Woods himself still believes. “The confidence is growing quickly. That’s the fun part. I’m hitting shots and able to hit shots that I haven’t been able to hit in years and that’s nice again. And to have the control that I need to have going forward, it’s starting to come back, which is nice,” he said on Saturday.

3 It's tough to follow up a win . . . Unless your name is Rory or Jordan – or Tiger in his heyday – it is tough to follow up a big win with another one, as Shane Lowry discovered. The Offalyman's magnificent win in the WGC-Bridgestone Invitational was followed by a missed cut in the US PGA, with a lack of energy apparent in a first round 78 that left him with an uphill battle.

It was a new experience for Lowry, and one he will learn from. In his previous two tour wins - in the 2009 Irish Open and the 2012 Portugal Masters - Lowry didn’t have a tournament the following week.

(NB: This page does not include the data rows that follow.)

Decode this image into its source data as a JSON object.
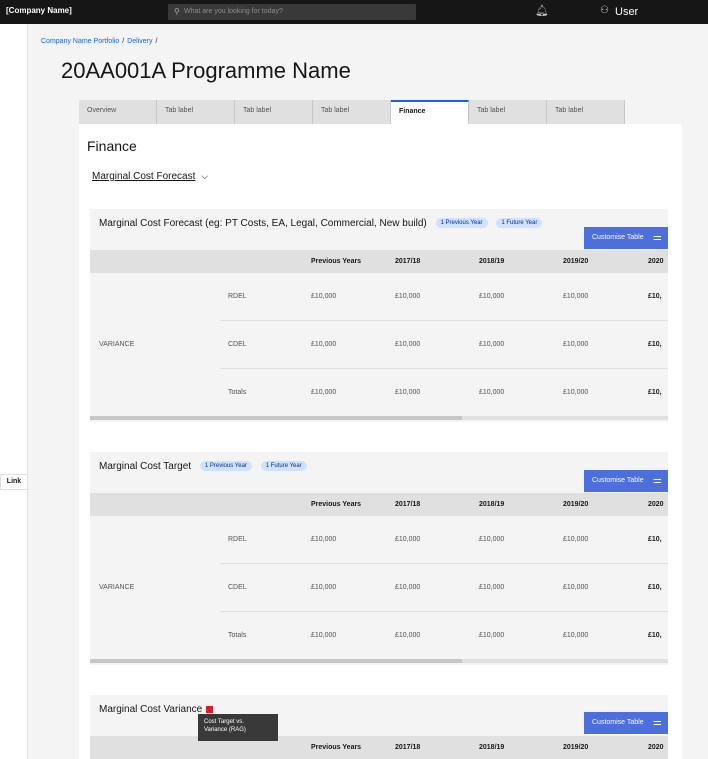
{
  "header": {
    "brand": "[Company Name]",
    "search_placeholder": "What are you looking for today?",
    "user_label": "User"
  },
  "rail": {
    "link_label": "Link"
  },
  "breadcrumb": {
    "items": [
      "Company Name Portfolio",
      "Delivery"
    ],
    "sep": "/"
  },
  "page": {
    "title": "20AA001A Programme Name"
  },
  "tabs": [
    "Overview",
    "Tab label",
    "Tab label",
    "Tab label",
    "Finance",
    "Tab label",
    "Tab label"
  ],
  "finance": {
    "heading": "Finance",
    "dropdown_label": "Marginal Cost Forecast"
  },
  "table_headers": [
    "Previous Years",
    "2017/18",
    "2018/19",
    "2019/20",
    "2020"
  ],
  "cards": [
    {
      "title": "Marginal Cost Forecast (eg: PT Costs, EA, Legal, Commercial, New build)",
      "tags": [
        "1 Previous Year",
        "1 Future Year"
      ],
      "button": "Customise Table",
      "variance_label": "VARIANCE",
      "rows": [
        {
          "label": "RDEL",
          "values": [
            "£10,000",
            "£10,000",
            "£10,000",
            "£10,000",
            "£10,"
          ]
        },
        {
          "label": "CDEL",
          "values": [
            "£10,000",
            "£10,000",
            "£10,000",
            "£10,000",
            "£10,"
          ]
        },
        {
          "label": "Totals",
          "values": [
            "£10,000",
            "£10,000",
            "£10,000",
            "£10,000",
            "£10,"
          ]
        }
      ]
    },
    {
      "title": "Marginal Cost Target",
      "tags": [
        "1 Previous Year",
        "1 Future Year"
      ],
      "button": "Customise Table",
      "variance_label": "VARIANCE",
      "rows": [
        {
          "label": "RDEL",
          "values": [
            "£10,000",
            "£10,000",
            "£10,000",
            "£10,000",
            "£10,"
          ]
        },
        {
          "label": "CDEL",
          "values": [
            "£10,000",
            "£10,000",
            "£10,000",
            "£10,000",
            "£10,"
          ]
        },
        {
          "label": "Totals",
          "values": [
            "£10,000",
            "£10,000",
            "£10,000",
            "£10,000",
            "£10,"
          ]
        }
      ]
    },
    {
      "title": "Marginal Cost Variance",
      "button": "Customise Table",
      "tooltip_line1": "Cost Target vs.",
      "tooltip_line2": "Variance (RAG)"
    }
  ],
  "colors": {
    "primary": "#0f62fe",
    "button": "#4d6fdb",
    "rag": "#da1e28",
    "tag_bg": "#d0e2ff"
  }
}
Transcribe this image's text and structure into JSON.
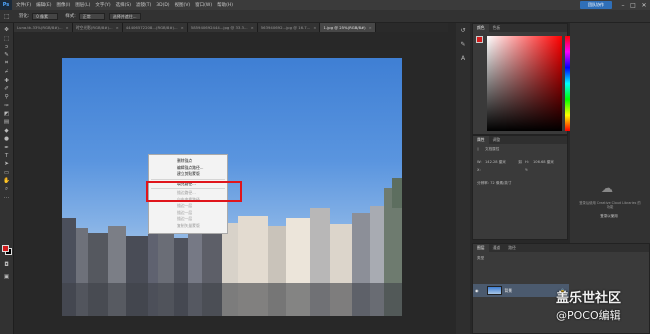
{
  "app": {
    "logo": "Ps",
    "cloud_button": "团队协作"
  },
  "menu": [
    "文件(F)",
    "编辑(E)",
    "图像(I)",
    "图层(L)",
    "文字(Y)",
    "选择(S)",
    "滤镜(T)",
    "3D(D)",
    "视图(V)",
    "窗口(W)",
    "帮助(H)"
  ],
  "options": {
    "feather_label": "羽化:",
    "feather_value": "0 像素",
    "style_label": "样式:",
    "style_value": "正常",
    "refine_button": "选择并遮住..."
  },
  "tabs": [
    {
      "label": "Luna.tk-33%(RGB/8#)...",
      "active": false
    },
    {
      "label": "时空光影(RGB/8#)...",
      "active": false
    },
    {
      "label": "44406572208...(RGB/8#)...",
      "active": false
    },
    {
      "label": "585940692444...jpg @ 33.3...",
      "active": false
    },
    {
      "label": "563940692...jpg @ 16.7...",
      "active": false
    },
    {
      "label": "1.jpg @ 25%(RGB/8#)",
      "active": true
    }
  ],
  "context_menu": {
    "items": [
      {
        "label": "删除锚点",
        "disabled": false
      },
      {
        "label": "编辑锚点路径...",
        "disabled": false
      },
      {
        "label": "建立剪贴蒙版",
        "disabled": false
      },
      {
        "label": "填充路径...",
        "disabled": false
      },
      {
        "label": "描边路径...",
        "disabled": true
      },
      {
        "label": "自由变换路径",
        "disabled": true
      },
      {
        "label": "描边一层",
        "disabled": true
      },
      {
        "label": "描边一层",
        "disabled": true
      },
      {
        "label": "描边一层",
        "disabled": true
      },
      {
        "label": "复制矢量蒙版",
        "disabled": true
      }
    ]
  },
  "color_panel": {
    "tabs": [
      "颜色",
      "色板"
    ]
  },
  "properties_panel": {
    "tabs": [
      "属性",
      "调整"
    ],
    "title": "文档属性",
    "w_label": "W:",
    "w_value": "142.28 厘米",
    "h_label": "H:",
    "h_value": "106.68 厘米",
    "x_label": "X:",
    "y_label": "Y:",
    "res_label": "分辨率: 72 像素/英寸"
  },
  "library_panel": {
    "message": "登录后使用 Creative Cloud Libraries 的功能",
    "button": "登录以使用"
  },
  "layers_panel": {
    "tabs": [
      "图层",
      "通道",
      "路径"
    ],
    "layer_name": "背景",
    "kind_label": "类型"
  },
  "watermark": {
    "line1": "盖乐世社区",
    "line2": "@POCO编辑"
  },
  "colors": {
    "fg": "#d21c1c",
    "bg": "#000000",
    "highlight": "#e0151b",
    "accent": "#2f6fb8"
  }
}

Here, he did all the right things, resting up and only playing a minimal amount of practice, nine holes on Tuesday and nine holes on Wednesday, but he still felt drained when the first round tee-time arrived. An extra day’s recovery was probably needed, but that was out of his control.

Yet, even more experienced players have had to deal with such an energy drain. Bubba Watson, for one, observed: "I'm more amazed at what Tiger and (other) players can do when they win back-to-back weeks because of the energy level and mental stress of trying to compete at a high level in one week and then the very next week do it again." And the advice from Bubba to Shane would seem to be, put it all down as part of a learning experience!

4 Rors is a modern man . . . Although the pictures he released on Twitter and Instagram of a badly swollen ankle (after the ATFL rupture) side-by-side with a later picture of how bruised it became during the rehab process show how painful the injury must have been, Rory McIlroy revealed a lighter side and an ability to relate with his more than two million social media followers with the use of emojis in detailing his recovery.

This was especially apparent in the cryptic manner in which he signalled his intent to travel from Portugal to Whistling Straits for his return to competition: a Portugese flag, airplane, USA flag, thumbs-up and golf green and flag.

After the injury on July 4th, McIlroy had explained in a post four days later that he would only return to tournament play when he felt “100 per cent healthy and 100 per cent competitive.”

In making it to Wisconsin, after a programme overseen by Dr Steve McGregor, McIlroy came in ahead of the six week timeline and proved his healing powers.

5 Have we seen the future . . . ? Eight years a pro, but Tony Finau – in his rookie year as a pro on the PGA Tour – seems to be the real deal and one who looks to have the tools necessary to become a major player going forward. He has the physique – 6' 4" – that is in tune with the finely-tuned athlete that is increasingly walking the fairways and, at 25, has time on his side.

Finau’s pro debut was something of a marketing stunt, when as a 17-year-old he played in the Greater Milwaukee Open. Another “hello world” moment. He earned $7,960 for making the cut that time but has taken a convoluted route through mini-tours, the Canadian Tour and the web.com Tour to finally find his feet on the main circuit and increasingly looks to be at home in the elevated company. He even took in the TV reality show “The Big Break” as part of his golfing education.

“Thinking back, if you had asked me, I wouldn’t have thought it would take this long. But I’m glad it did. I feel my game is very polished.” He’s one for the future, for sure.

Philip Reid

Philip Reid

Philip Reid is Golf Correspondent of The Irish Times